'Joseph S. Pulver, Sr. is a thunderous scribe of dark fiction. His poetry slams into you, cracking through flesh and bone to the real meat beneath.' Simon Strantzas.
The Orphan Palace is an extraordinary novel, or rather a novel-length poem, offering fractured and disturbing glimpses of a dark odyssey across the modern US in search of... something. To be honest, I had a lot of trouble with this one. It reads something like a deranged hybrid of Thomas Ligotti and William Burroughs, and that's tough going for an old gent like myself. However, a few things are clear.

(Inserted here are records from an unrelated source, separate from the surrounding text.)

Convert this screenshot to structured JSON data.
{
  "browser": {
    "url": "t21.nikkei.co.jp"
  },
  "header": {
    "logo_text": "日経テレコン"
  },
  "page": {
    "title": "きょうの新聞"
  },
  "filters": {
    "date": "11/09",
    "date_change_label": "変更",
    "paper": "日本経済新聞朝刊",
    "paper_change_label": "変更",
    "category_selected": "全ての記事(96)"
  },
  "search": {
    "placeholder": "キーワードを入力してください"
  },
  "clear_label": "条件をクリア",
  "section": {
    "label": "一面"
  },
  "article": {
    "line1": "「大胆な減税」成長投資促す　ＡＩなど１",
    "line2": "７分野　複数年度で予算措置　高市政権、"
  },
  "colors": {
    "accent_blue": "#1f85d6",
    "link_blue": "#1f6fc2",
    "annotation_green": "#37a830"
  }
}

The protagonist, the intriguingly-named Cardigan (because he's coming unravelled? Because he's leading a charge into the Valley of Death?), sets off on his journey to Zimms, the 'orphan palace' where he was raised to be a far from model citizen. Along the way he encounters various characters, making this a bit of a picaresque adventure. An internal migrant, Cardigan journeys back to confront Dr Archer, the 'Chaos Lord' of the orphanage, whose approach to the care of young minds - we can guess from the start - was distinctly unconventional. Thanks to Archer, Cardigan is a violent nutcase, and he makes for a wildly unreliable narrator. As the blurb puts it:
His odyssey is one of haunting flashbacks and disorientating encounters on the road as he leaves a trail of fire and destruction behind him. In the circles and dead-ends that make the maze of his madness, Cardigan meets bounty hunters, ghosts, ghouls, a talking rat, even a merman, and struggles to decide which will lead him to damnation and which to salvation.

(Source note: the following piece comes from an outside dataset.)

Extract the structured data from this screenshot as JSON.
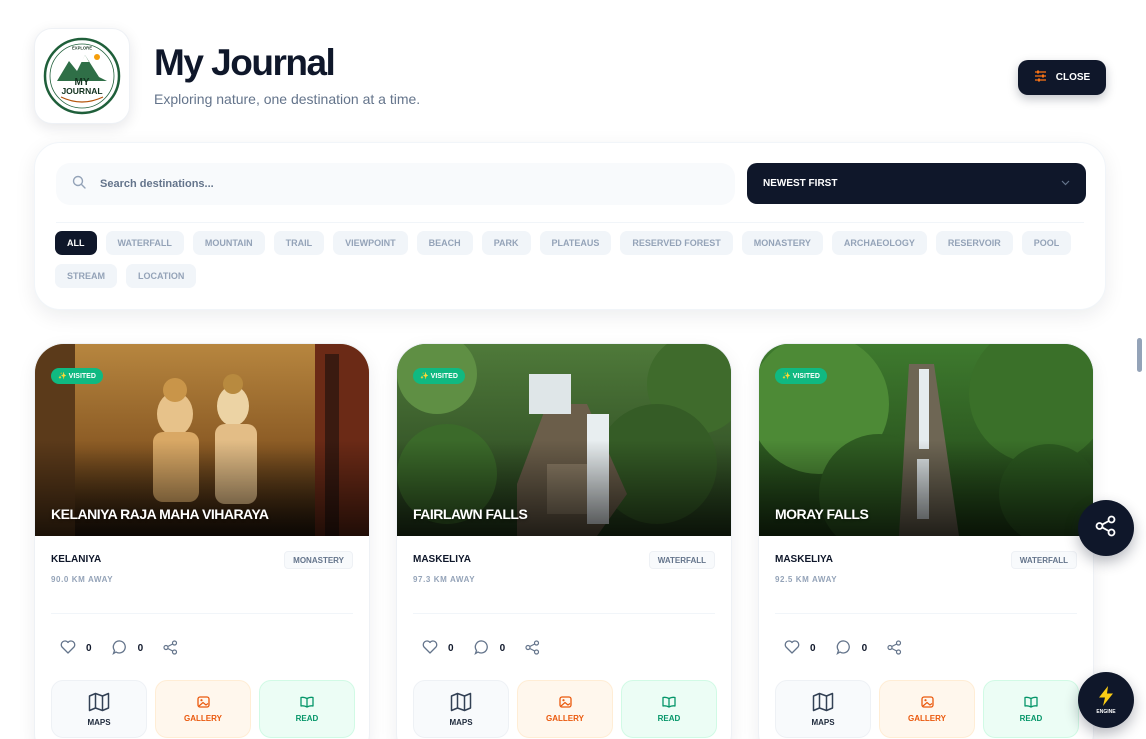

The effect of Pulver's fragmented style is rather like being trapped with a brilliant but aggressive drunk who is in the grip of a fixed idea. Here's a more-or-less typical passage.
Sunday paper. Hadn't looked at one in years. War & Death. Death & War. Shards on the chessboard.
Altars for PURPOSE.
Pigeons and vultures.
Analogue and last year are OUT. Yesterday, top to bottom, too.
Word of mouth on equal footing with the stock market; GRIM.
Around the mountain, o'er the plains, down in the valley, BANG, yer DEAD!
Nightmares by daylight.
If you have a strong head and a stout heart, you can reach the end of Cardigan's journey and find what really lies in Dr Archer's lair, and/or in the dark recesses of Cardigan's mind. I've no doubt that The Orphan Palace is a significant modern horror novel, one that eschews the usual rigmarole of small town horrors, neatly-packaged for undemanding readers, in favour of a portrait of an entire society through the unblinking eyes of a dangerous and damaged individual. Put another way, it's a remarkable book, but not an ideal Christmas gift for your maiden aunt. Longer and much more insightful reviews are here and here.